[Opening DATASET EXTRACT section]

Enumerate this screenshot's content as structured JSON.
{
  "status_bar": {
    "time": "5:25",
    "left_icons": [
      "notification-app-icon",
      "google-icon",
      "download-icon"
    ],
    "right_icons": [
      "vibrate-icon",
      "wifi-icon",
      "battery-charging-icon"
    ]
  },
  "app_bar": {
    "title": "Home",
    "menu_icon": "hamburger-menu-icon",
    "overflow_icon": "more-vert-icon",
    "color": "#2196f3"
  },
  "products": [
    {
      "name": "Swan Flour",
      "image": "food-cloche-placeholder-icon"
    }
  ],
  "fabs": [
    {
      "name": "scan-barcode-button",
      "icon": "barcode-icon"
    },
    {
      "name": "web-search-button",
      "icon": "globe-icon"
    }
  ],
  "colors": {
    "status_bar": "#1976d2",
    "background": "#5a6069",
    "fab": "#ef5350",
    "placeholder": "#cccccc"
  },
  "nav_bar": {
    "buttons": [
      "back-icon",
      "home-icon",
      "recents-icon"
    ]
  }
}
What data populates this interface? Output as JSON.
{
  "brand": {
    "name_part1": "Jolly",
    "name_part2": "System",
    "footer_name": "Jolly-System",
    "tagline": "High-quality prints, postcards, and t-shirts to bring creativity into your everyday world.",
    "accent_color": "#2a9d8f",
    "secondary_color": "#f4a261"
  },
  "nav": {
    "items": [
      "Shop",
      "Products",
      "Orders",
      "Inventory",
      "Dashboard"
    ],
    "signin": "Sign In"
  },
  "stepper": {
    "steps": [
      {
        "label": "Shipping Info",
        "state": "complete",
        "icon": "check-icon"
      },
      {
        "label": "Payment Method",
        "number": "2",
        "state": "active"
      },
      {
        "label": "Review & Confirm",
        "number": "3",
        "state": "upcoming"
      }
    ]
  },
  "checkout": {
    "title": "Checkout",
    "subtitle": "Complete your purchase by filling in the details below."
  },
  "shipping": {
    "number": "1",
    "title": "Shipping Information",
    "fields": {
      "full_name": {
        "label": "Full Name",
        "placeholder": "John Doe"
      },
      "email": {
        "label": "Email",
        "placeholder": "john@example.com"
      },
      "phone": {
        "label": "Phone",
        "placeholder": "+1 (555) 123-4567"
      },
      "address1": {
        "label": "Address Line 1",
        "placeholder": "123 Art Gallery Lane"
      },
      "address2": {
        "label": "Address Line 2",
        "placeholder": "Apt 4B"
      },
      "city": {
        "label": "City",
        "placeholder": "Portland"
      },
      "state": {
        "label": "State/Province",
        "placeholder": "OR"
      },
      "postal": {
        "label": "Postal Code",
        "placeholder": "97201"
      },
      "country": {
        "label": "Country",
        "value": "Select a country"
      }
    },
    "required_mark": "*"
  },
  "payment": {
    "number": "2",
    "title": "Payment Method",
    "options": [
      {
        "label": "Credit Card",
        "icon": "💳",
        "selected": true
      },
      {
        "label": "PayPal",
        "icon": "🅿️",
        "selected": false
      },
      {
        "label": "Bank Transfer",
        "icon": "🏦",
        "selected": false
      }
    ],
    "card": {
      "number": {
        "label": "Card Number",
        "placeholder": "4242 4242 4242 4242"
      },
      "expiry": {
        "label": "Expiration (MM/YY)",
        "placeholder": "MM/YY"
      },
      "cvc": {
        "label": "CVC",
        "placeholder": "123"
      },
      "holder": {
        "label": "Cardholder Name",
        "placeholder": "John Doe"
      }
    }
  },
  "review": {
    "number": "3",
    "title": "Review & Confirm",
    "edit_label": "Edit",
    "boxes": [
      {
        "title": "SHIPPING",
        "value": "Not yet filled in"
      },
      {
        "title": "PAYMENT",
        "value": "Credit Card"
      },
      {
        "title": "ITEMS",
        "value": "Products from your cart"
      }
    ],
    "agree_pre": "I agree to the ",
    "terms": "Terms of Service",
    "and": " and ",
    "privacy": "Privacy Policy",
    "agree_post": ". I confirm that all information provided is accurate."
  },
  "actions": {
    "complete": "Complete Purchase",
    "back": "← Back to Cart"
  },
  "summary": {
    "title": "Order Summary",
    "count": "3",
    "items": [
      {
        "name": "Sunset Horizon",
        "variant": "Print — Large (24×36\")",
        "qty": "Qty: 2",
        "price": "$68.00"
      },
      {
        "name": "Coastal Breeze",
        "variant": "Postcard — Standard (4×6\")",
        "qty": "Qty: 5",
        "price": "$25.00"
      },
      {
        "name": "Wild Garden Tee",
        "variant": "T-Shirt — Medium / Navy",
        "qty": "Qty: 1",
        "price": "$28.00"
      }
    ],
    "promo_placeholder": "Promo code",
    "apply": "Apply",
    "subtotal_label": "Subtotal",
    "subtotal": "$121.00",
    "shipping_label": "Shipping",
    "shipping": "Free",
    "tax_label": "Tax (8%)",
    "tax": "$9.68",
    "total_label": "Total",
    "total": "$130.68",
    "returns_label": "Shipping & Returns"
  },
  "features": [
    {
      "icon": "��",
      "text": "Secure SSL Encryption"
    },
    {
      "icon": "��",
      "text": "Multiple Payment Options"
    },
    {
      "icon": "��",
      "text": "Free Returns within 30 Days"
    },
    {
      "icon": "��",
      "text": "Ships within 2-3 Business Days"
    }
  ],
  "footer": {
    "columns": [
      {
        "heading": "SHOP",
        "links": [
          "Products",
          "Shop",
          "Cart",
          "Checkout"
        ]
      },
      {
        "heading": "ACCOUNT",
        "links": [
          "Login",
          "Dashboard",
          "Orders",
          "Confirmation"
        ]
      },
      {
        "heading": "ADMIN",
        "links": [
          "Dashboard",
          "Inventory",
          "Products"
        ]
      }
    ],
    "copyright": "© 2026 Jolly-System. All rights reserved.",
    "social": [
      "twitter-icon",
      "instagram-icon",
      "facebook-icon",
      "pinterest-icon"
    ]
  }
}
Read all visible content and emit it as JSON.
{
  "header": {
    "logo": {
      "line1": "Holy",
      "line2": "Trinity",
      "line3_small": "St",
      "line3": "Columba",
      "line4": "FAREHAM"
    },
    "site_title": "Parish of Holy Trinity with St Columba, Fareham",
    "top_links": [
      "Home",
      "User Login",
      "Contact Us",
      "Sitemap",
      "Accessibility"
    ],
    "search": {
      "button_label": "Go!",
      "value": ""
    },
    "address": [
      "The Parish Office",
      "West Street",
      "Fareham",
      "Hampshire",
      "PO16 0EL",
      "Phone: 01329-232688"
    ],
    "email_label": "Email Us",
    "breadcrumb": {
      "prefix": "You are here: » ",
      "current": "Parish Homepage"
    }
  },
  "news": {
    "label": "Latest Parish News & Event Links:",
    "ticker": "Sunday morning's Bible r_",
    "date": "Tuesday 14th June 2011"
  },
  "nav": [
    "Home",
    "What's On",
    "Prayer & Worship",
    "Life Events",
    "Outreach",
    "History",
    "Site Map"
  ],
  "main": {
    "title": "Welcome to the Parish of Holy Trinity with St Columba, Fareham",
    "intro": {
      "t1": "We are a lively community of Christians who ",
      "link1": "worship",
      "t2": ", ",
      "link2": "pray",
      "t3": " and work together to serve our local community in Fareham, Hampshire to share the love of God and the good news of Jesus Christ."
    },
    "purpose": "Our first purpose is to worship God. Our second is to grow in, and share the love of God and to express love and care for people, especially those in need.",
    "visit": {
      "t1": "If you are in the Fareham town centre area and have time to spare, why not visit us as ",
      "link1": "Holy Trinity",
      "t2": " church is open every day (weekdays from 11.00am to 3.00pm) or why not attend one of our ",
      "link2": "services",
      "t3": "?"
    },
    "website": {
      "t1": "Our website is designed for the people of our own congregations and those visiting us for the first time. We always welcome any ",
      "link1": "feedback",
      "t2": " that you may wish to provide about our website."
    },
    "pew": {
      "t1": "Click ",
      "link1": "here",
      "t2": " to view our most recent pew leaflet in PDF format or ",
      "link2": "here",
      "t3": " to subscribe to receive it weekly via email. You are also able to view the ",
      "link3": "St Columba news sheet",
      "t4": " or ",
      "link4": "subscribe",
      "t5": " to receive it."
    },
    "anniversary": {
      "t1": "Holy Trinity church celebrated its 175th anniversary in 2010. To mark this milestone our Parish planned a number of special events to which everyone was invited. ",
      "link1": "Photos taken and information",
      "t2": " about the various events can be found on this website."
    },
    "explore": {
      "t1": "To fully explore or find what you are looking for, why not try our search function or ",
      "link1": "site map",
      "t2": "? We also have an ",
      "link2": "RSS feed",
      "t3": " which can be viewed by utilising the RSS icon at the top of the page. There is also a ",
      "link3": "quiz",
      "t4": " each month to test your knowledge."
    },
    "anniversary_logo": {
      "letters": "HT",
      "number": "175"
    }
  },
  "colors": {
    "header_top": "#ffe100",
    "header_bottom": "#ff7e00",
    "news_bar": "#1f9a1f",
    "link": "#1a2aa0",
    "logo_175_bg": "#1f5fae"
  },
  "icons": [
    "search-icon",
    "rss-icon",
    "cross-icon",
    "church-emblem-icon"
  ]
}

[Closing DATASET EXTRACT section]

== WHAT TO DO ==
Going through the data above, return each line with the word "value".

== TASK OUTPUT ==
        "value": "Select a country"
        "value": "Not yet filled in"
        "value": "Credit Card"
        "value": "Products from your cart"
      "value": ""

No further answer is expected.